The Knight First Amendment Institute at Columbia University filed a new lawsuit against Trump on Friday for keeping several Twitter users blocked on his @RealDonaldTrump account, according to POLITICO.
The group is suing in federal court in New York — the same court that ruled in May 2018 that Trump cannot block people from using his account because he uses it to announce important policy updates. That decision was backed by a federal appeals court in July 2019, and the circuit court declined to review its decision in March.
But according to the Knight Institute's new lawsuit, Trump has not unblocked users he had blocked before his inauguration. Users who couldn't identify which tweet prompted Trump to block them also remain blocked, the suit said.
Trump's team told the Knight Institute on July 20 that the president doesn't intend to unblock those users, according to the suit. The Knight Institute's lawsuit wants Trump to blanket unblock all users unless there are justifiable reasons to keep them blocked on an individualized basis.
"Defendants’ continued blocking of Individual Plaintiffs … violates their First Amendment rights," the Friday lawsuit said, adding, "It unconstitutionally restricts their rights to read or participate in the discussion occurring in the public forum of the @realDonaldTrump account."
The lawsuit continued, "It also unconstitutionally restricts their right to access statements that Defendants are otherwise making available to the public at large, and their right to petition the government for redress of grievances."
Trump was ordered to unblock Twitter users in the 2018 decision on the grounds that cutting people off from important policy announcements for things they tweeted was a violation of their free speech.

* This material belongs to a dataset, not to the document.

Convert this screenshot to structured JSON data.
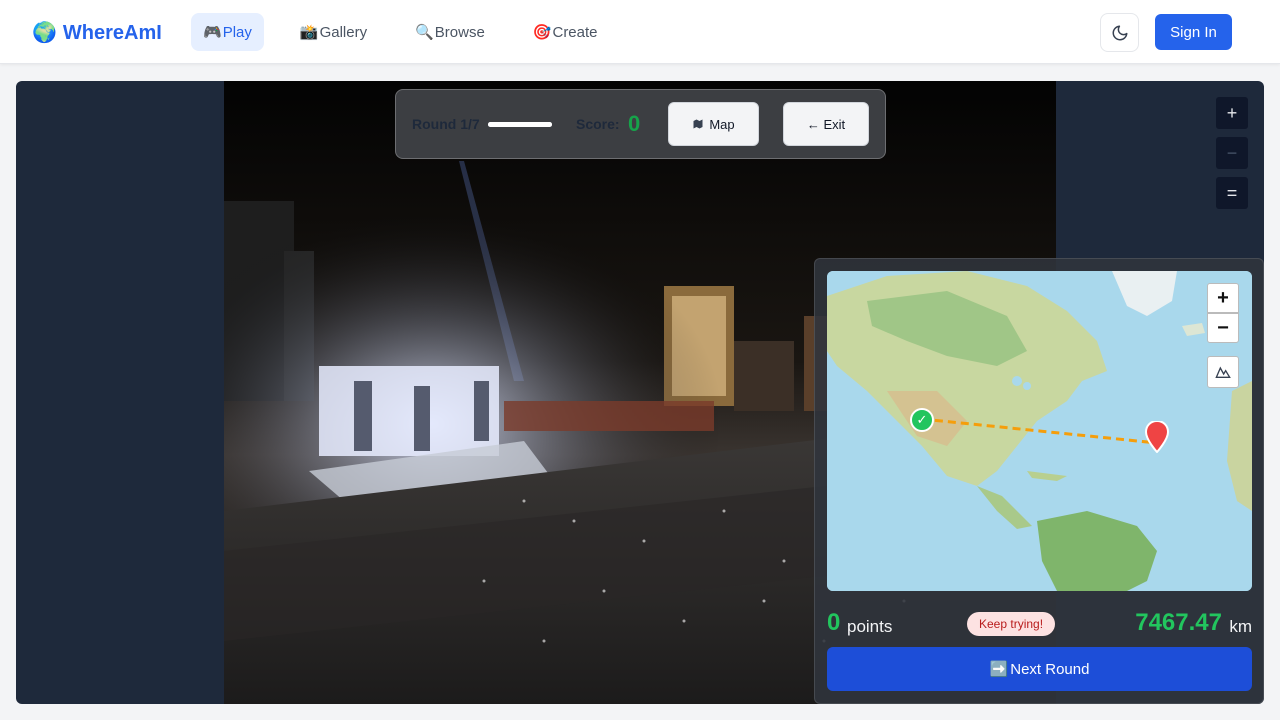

In contesting the decision, the Justice Department argued that Trump's Twitter account is not owned by the government and he is free to exclude whomever he liked on his private account, the existence of which predates his presidency.
“An official’s decision to exclude someone from his personal residence would not exercise the authority of the government, even if he were giving official statements on that property on that day,” the Justice Department argued in an August court filing, adding, “And what is true for real property is likewise true for a social media account.”